What is needed: Your output should be the complete listing, repeated exactly.

Information given:
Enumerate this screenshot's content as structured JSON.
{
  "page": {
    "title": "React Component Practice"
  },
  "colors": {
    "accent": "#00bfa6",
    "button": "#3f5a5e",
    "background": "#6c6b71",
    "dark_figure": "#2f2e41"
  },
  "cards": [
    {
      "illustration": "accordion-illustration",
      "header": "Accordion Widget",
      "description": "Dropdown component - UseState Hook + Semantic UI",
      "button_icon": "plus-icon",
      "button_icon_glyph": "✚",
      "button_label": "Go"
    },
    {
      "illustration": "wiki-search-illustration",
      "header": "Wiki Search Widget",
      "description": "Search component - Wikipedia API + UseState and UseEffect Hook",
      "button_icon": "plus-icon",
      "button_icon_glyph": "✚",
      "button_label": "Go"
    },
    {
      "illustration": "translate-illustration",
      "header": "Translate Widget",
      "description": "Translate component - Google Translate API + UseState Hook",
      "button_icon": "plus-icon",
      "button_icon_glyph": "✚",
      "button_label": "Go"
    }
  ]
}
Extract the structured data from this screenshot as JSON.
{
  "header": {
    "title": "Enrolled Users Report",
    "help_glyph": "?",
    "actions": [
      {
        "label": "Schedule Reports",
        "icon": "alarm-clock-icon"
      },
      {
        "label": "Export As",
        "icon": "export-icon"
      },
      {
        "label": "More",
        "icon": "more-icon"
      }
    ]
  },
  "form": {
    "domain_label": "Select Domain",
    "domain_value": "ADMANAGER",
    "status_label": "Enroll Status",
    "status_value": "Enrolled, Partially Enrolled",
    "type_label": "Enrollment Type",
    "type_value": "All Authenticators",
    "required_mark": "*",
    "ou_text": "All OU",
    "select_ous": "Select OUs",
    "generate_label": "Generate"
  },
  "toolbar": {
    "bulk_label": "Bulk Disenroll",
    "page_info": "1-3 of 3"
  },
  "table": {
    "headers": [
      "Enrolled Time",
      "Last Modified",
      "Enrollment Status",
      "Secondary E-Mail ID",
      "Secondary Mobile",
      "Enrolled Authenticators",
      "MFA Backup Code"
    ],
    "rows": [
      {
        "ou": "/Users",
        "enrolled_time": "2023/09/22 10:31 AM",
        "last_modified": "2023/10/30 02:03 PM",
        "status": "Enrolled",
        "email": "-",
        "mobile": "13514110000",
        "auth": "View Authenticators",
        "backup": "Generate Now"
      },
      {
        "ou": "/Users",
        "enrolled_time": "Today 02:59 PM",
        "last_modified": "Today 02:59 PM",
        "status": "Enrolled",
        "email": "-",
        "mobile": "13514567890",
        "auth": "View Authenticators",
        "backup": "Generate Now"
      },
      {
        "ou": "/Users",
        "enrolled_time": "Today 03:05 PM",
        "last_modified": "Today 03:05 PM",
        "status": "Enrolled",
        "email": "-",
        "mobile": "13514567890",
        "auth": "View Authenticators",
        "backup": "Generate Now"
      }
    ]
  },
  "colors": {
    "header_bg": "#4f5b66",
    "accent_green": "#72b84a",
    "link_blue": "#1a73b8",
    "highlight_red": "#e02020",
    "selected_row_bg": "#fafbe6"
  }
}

Exercise result:
Enumerate this screenshot's content as structured JSON.
{
  "page": {
    "title": "React Component Practice"
  },
  "colors": {
    "accent": "#00bfa6",
    "button": "#3f5a5e",
    "background": "#6c6b71",
    "dark_figure": "#2f2e41"
  },
  "cards": [
    {
      "illustration": "accordion-illustration",
      "header": "Accordion Widget",
      "description": "Dropdown component - UseState Hook + Semantic UI",
      "button_icon": "plus-icon",
      "button_icon_glyph": "✚",
      "button_label": "Go"
    },
    {
      "illustration": "wiki-search-illustration",
      "header": "Wiki Search Widget",
      "description": "Search component - Wikipedia API + UseState and UseEffect Hook",
      "button_icon": "plus-icon",
      "button_icon_glyph": "✚",
      "button_label": "Go"
    },
    {
      "illustration": "translate-illustration",
      "header": "Translate Widget",
      "description": "Translate component - Google Translate API + UseState Hook",
      "button_icon": "plus-icon",
      "button_icon_glyph": "✚",
      "button_label": "Go"
    }
  ]
}
Extract the structured data from this screenshot as JSON.
{
  "header": {
    "title": "Enrolled Users Report",
    "help_glyph": "?",
    "actions": [
      {
        "label": "Schedule Reports",
        "icon": "alarm-clock-icon"
      },
      {
        "label": "Export As",
        "icon": "export-icon"
      },
      {
        "label": "More",
        "icon": "more-icon"
      }
    ]
  },
  "form": {
    "domain_label": "Select Domain",
    "domain_value": "ADMANAGER",
    "status_label": "Enroll Status",
    "status_value": "Enrolled, Partially Enrolled",
    "type_label": "Enrollment Type",
    "type_value": "All Authenticators",
    "required_mark": "*",
    "ou_text": "All OU",
    "select_ous": "Select OUs",
    "generate_label": "Generate"
  },
  "toolbar": {
    "bulk_label": "Bulk Disenroll",
    "page_info": "1-3 of 3"
  },
  "table": {
    "headers": [
      "Enrolled Time",
      "Last Modified",
      "Enrollment Status",
      "Secondary E-Mail ID",
      "Secondary Mobile",
      "Enrolled Authenticators",
      "MFA Backup Code"
    ],
    "rows": [
      {
        "ou": "/Users",
        "enrolled_time": "2023/09/22 10:31 AM",
        "last_modified": "2023/10/30 02:03 PM",
        "status": "Enrolled",
        "email": "-",
        "mobile": "13514110000",
        "auth": "View Authenticators",
        "backup": "Generate Now"
      },
      {
        "ou": "/Users",
        "enrolled_time": "Today 02:59 PM",
        "last_modified": "Today 02:59 PM",
        "status": "Enrolled",
        "email": "-",
        "mobile": "13514567890",
        "auth": "View Authenticators",
        "backup": "Generate Now"
      },
      {
        "ou": "/Users",
        "enrolled_time": "Today 03:05 PM",
        "last_modified": "Today 03:05 PM",
        "status": "Enrolled",
        "email": "-",
        "mobile": "13514567890",
        "auth": "View Authenticators",
        "backup": "Generate Now"
      }
    ]
  },
  "colors": {
    "header_bg": "#4f5b66",
    "accent_green": "#72b84a",
    "link_blue": "#1a73b8",
    "highlight_red": "#e02020",
    "selected_row_bg": "#fafbe6"
  }
}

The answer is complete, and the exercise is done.